How to Make Perfect Meringue
My egg whites for meringues always fall flat. Is it humidity or baker error?
If you follow the proper steps and precautions, a reasonable amount of humidity shouldn't be able to ruin your meringue. There are a lot of elements to keep in mind when it comes to whipping up perfectly peaked egg whites, but if you keep this handy checklist nearby, we think you'll find fluffy success in no time.
1. Make sure your eggs are at least 3 days old (chances are, they're mature enough if you bought them at the grocery store).
2. Use eggs that have been brought to room temperature. Either let them sit out on the counter for 30 minutes or put them in a warm water bath for 5 minutes.

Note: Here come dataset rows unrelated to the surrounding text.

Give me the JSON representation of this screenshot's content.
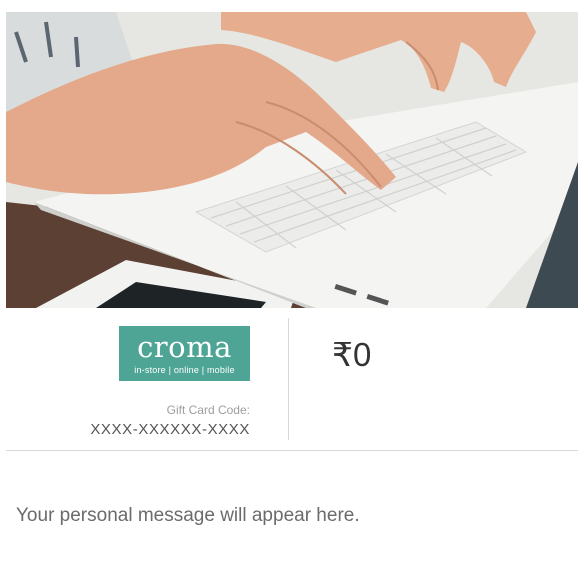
{
  "hero": {
    "image": "laptop-typing-photo"
  },
  "brand": {
    "name": "croma",
    "tagline": "in-store | online | mobile",
    "color": "#4ea596"
  },
  "gift_card": {
    "code_label": "Gift Card Code:",
    "code_value": "XXXX-XXXXXX-XXXX",
    "amount": "₹0"
  },
  "message": {
    "text": "Your personal message will appear here."
  }
}
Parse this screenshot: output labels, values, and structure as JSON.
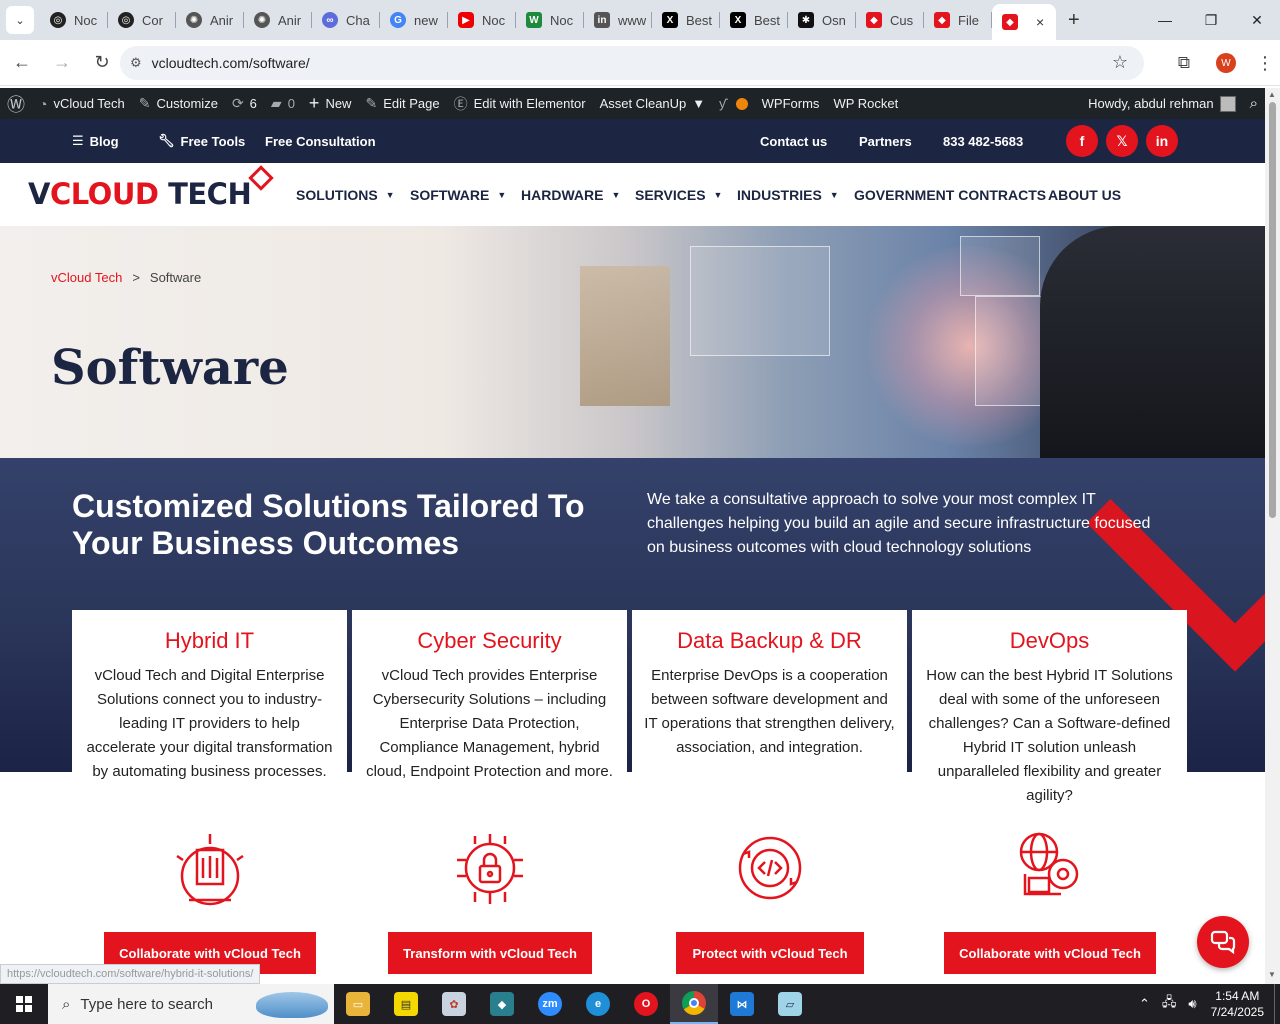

3. Crack your eggs cleanly and make sure you don't include even the slightest bit of yolk. It will weigh down the whites and prevent them from properly aerating.
1. Make sure your whisk or beaters are clean-as-a-whistle and completely dry. Be especially careful that they're free of greasy residue.
2. Use the right type of bowl, and make sure it's clean and dry! Copper bowls are your best bet, but stainless steal and glass bowls also work great. Plastic tends to absorb too much of the egg white.
1. If you've followed all the steps above and still have trouble getting your egg whites to inflate, try adding the following ingredients to your egg whites halfway through the whipping process to help stabilize them.
For every two egg whites: ¼ teaspoon of either cream of tartar, lemon juice, or a neutral-tasting vinegar
2. Once your whites develop stiff peaks, stop beating them! If you continue, the egg whites will liquefy and you'll never get the volume back.
Note: Follow your specific recipe's instructions for adding sugar and other ingredients.